Required work = Would you output each record exactly as it stands?

BEGIN

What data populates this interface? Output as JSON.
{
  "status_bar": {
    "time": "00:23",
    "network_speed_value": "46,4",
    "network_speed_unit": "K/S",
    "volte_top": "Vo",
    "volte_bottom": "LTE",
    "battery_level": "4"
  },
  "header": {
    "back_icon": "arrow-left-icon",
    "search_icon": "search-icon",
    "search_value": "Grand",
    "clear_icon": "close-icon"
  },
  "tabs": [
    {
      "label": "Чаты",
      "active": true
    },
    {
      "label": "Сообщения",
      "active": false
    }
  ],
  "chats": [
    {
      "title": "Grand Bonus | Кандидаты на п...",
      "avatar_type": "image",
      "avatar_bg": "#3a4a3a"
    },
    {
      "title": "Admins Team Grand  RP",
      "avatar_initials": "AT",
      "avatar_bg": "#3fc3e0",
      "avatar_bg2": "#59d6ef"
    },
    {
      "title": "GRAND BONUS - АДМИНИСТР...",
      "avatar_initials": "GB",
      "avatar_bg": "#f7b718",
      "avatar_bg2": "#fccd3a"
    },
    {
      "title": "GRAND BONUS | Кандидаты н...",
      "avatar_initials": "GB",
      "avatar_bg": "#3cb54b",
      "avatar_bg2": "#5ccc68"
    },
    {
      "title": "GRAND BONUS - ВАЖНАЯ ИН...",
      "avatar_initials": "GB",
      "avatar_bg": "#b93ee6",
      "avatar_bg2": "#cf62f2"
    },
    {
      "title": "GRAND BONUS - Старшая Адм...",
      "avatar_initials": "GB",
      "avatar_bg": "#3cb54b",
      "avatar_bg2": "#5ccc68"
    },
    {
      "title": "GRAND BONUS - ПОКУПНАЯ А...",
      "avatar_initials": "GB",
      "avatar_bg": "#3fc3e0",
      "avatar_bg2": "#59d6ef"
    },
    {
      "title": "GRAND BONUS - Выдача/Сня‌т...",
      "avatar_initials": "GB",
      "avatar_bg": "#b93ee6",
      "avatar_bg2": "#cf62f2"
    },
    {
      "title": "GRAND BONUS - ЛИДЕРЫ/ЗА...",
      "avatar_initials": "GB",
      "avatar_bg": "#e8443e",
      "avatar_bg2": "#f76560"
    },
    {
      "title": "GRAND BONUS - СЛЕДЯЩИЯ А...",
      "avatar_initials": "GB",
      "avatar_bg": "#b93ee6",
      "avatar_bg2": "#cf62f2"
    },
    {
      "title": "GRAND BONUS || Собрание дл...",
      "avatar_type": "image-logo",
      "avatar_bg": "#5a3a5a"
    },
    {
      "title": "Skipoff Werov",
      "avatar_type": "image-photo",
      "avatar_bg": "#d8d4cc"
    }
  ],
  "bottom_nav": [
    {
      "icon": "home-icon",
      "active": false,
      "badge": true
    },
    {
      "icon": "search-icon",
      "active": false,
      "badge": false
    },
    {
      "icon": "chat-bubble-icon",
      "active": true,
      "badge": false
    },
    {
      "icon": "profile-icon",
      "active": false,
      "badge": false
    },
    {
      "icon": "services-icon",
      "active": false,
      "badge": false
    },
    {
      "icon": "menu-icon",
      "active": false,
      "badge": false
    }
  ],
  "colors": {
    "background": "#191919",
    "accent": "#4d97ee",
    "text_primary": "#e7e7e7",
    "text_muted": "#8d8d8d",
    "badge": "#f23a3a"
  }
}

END

Your response =
What data populates this interface? Output as JSON.
{
  "status_bar": {
    "time": "00:23",
    "network_speed_value": "46,4",
    "network_speed_unit": "K/S",
    "volte_top": "Vo",
    "volte_bottom": "LTE",
    "battery_level": "4"
  },
  "header": {
    "back_icon": "arrow-left-icon",
    "search_icon": "search-icon",
    "search_value": "Grand",
    "clear_icon": "close-icon"
  },
  "tabs": [
    {
      "label": "Чаты",
      "active": true
    },
    {
      "label": "Сообщения",
      "active": false
    }
  ],
  "chats": [
    {
      "title": "Grand Bonus | Кандидаты на п...",
      "avatar_type": "image",
      "avatar_bg": "#3a4a3a"
    },
    {
      "title": "Admins Team Grand  RP",
      "avatar_initials": "AT",
      "avatar_bg": "#3fc3e0",
      "avatar_bg2": "#59d6ef"
    },
    {
      "title": "GRAND BONUS - АДМИНИСТР...",
      "avatar_initials": "GB",
      "avatar_bg": "#f7b718",
      "avatar_bg2": "#fccd3a"
    },
    {
      "title": "GRAND BONUS | Кандидаты н...",
      "avatar_initials": "GB",
      "avatar_bg": "#3cb54b",
      "avatar_bg2": "#5ccc68"
    },
    {
      "title": "GRAND BONUS - ВАЖНАЯ ИН...",
      "avatar_initials": "GB",
      "avatar_bg": "#b93ee6",
      "avatar_bg2": "#cf62f2"
    },
    {
      "title": "GRAND BONUS - Старшая Адм...",
      "avatar_initials": "GB",
      "avatar_bg": "#3cb54b",
      "avatar_bg2": "#5ccc68"
    },
    {
      "title": "GRAND BONUS - ПОКУПНАЯ А...",
      "avatar_initials": "GB",
      "avatar_bg": "#3fc3e0",
      "avatar_bg2": "#59d6ef"
    },
    {
      "title": "GRAND BONUS - Выдача/Сня‌т...",
      "avatar_initials": "GB",
      "avatar_bg": "#b93ee6",
      "avatar_bg2": "#cf62f2"
    },
    {
      "title": "GRAND BONUS - ЛИДЕРЫ/ЗА...",
      "avatar_initials": "GB",
      "avatar_bg": "#e8443e",
      "avatar_bg2": "#f76560"
    },
    {
      "title": "GRAND BONUS - СЛЕДЯЩИЯ А...",
      "avatar_initials": "GB",
      "avatar_bg": "#b93ee6",
      "avatar_bg2": "#cf62f2"
    },
    {
      "title": "GRAND BONUS || Собрание дл...",
      "avatar_type": "image-logo",
      "avatar_bg": "#5a3a5a"
    },
    {
      "title": "Skipoff Werov",
      "avatar_type": "image-photo",
      "avatar_bg": "#d8d4cc"
    }
  ],
  "bottom_nav": [
    {
      "icon": "home-icon",
      "active": false,
      "badge": true
    },
    {
      "icon": "search-icon",
      "active": false,
      "badge": false
    },
    {
      "icon": "chat-bubble-icon",
      "active": true,
      "badge": false
    },
    {
      "icon": "profile-icon",
      "active": false,
      "badge": false
    },
    {
      "icon": "services-icon",
      "active": false,
      "badge": false
    },
    {
      "icon": "menu-icon",
      "active": false,
      "badge": false
    }
  ],
  "colors": {
    "background": "#191919",
    "accent": "#4d97ee",
    "text_primary": "#e7e7e7",
    "text_muted": "#8d8d8d",
    "badge": "#f23a3a"
  }
}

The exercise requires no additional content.